28/09/2015 12:34 BST | Updated 25/09/2016 06:12 BST

Colombia Brings Hope


Credit: Conciliation Resources / Charlotte Melly

With hundreds of thousands of refugees fleeing war and poverty, the world hardly looks like it's getting a better place to live in. And yet, at a time when war in Syria and Ukraine, militarisation in East Asia, and increasing violence in places like Turkey make the headlines, progress in Colombia's peace process suggests there is a remedy to violence, no matter how deeply rooted.

Over the past five decades Colombia has endured one of the most protracted and violent conflicts in the world. According to a report by Centro Nacional de Memoria Histórica, some 200,000 deaths, thousands of kidnappings and forced disappearances, and more than five million internally displaced brings the official count of victims to some 7.5 million, about 15 per cent of the population.

Most people in Colombia have never experienced peace. It is therefore unsurprising that public opinion has remained largely sceptical throughout the three years of peace negotiations between the Government and the main guerrilla organisation, the Revolutionary Armed Forces of Colombia (FARC).

For one, FARC's legitimacy in the eyes of public opinion lies very low. When the previous attempt for a negotiated solution to the conflict failed, back in 2002, the incumbent President Alvaro Uribe took a hard line approach and promised to wipe the guerrilla out. While he only succeeded partially in the battle field, he managed to mainstream the idea in public opinion that FARC are nothing but a bunch of narco-terrorist criminals. FARC's rejection of international humanitarian law, and its practice of kidnapping and holding hostages captive for years under terrible conditions did not help them improve their image.

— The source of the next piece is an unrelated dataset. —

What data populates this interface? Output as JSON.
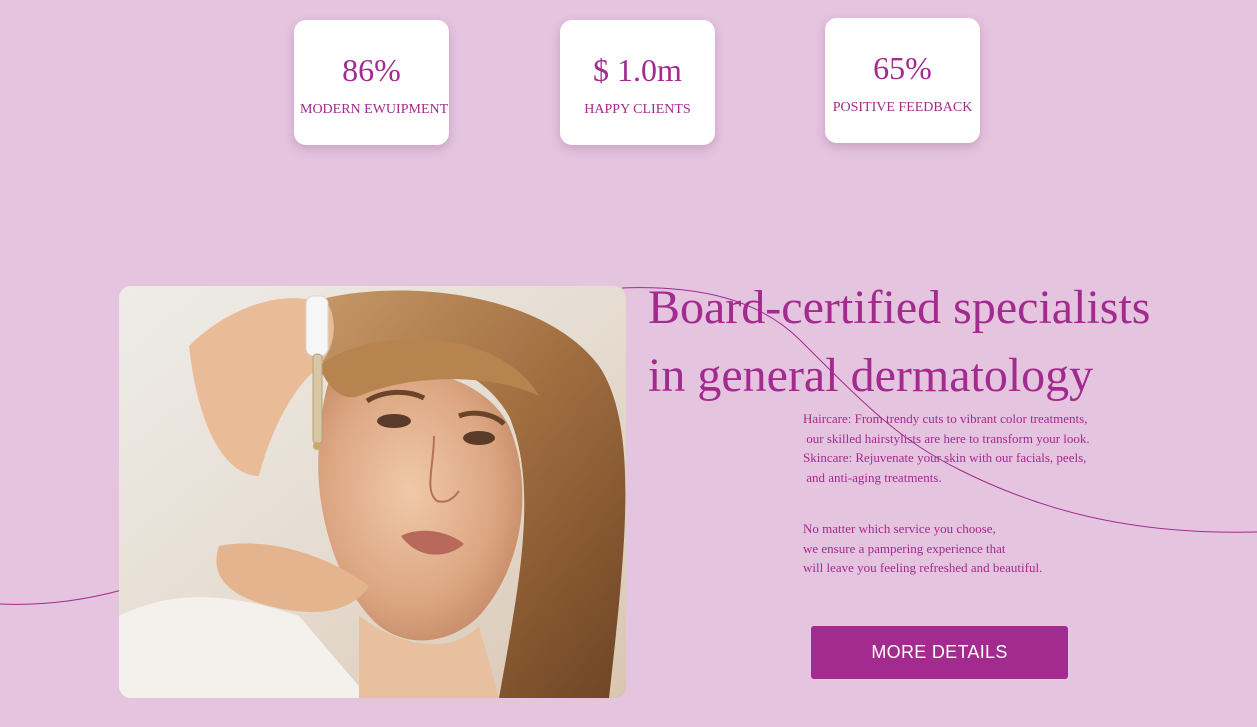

But the picture of perpetrators of violence is more complex. Thousands of former right-wing paramilitary forces who allegedly laid down arms in 2005 did not find a way back to normal and peaceful lives and instead swelled the numbers of criminal gangs. At the same time, confessions from former leaders of paramilitary groups have exposed the level of collusion and responsibility of important sectors of the military, the police, the private sector and the politicians with mass killings and other serious crimes.

The challenge to reverse this spiral of violence is therefore daunting. Too many people with economic and political power benefit from the status quo. While also too many people in Colombia have lost their trust in the Government and the guerrillas.

Yet developments at the negotiating table this week suggest a peace agreement is not only possible, but almost around the corner. On Wednesday President Santos traveled to Havana, where peace negotiations take place, to witness the signing of an agreement on justice for the victims of violence. This has been the most difficult agenda item to agree on. (Read the full text of the communiqué in Spanish here)

Human rights and victims' organisations have long been advocating for the right to truth, justice and guarantees of non-recurrence. The International Criminal Court is monitoring peace negotiations closely to ensure international standards of human rights are withheld.

But how to avoid impunity for past crimes and at the same time reach a peace agreement to prevent new crimes from happening? No guerrilla leader in the world would lay down arms voluntarily and go straight to prison for acts committed during the revolutionary struggle.

The parties have agreed that only political crimes will be amnestied. Amnesty will not extend to serious war crimes, hostage taking, torture, forced disappearance, extrajudicial executions or sexual violence. These crimes will be subject to investigation and trial by a Special Jurisdiction for Peace. Those perpetrators who confess their acts will still face restriction of liberties and rights, but with a focus on reparative and restorative functions towards the victims instead of sitting behind bars. Similar to the South African case, those who deny responsibilities but are found guilty will go to prison.

This agreement on justice adds to the previous ones on land reform, illegal drugs and political participation. Only one core topic remains to complete the negotiating agenda: the normalisation process of decommissioning FARC's forces and weapons and ensure their transition into civilian life. President Santos has announced negotiations will be completed within the coming six months.

A peace agreement does not signal the end of all forms of violence, as Colombians have learned from previous peace agreements with other groups. There is a need for multiple paths to peace beyond the negotiating table to ensure change really happens. Colombians are thus innovating in new forms of public participation, with multiple civil society organisations and committed political and economic actors informing the negotiating table about priorities and alternatives. Women are leading on many of these efforts.

Colombia is conducting the most important peace process in the world, which may terminate the last armed conflict in the American continent. If Government and FARC are able to complete negotiations and to deliver on their commitments, Colombia will become a living example that there is a peaceful solution to violent conflict. Colombia is bringing hope to the world, showing that there is no country that is eternally doomed to war.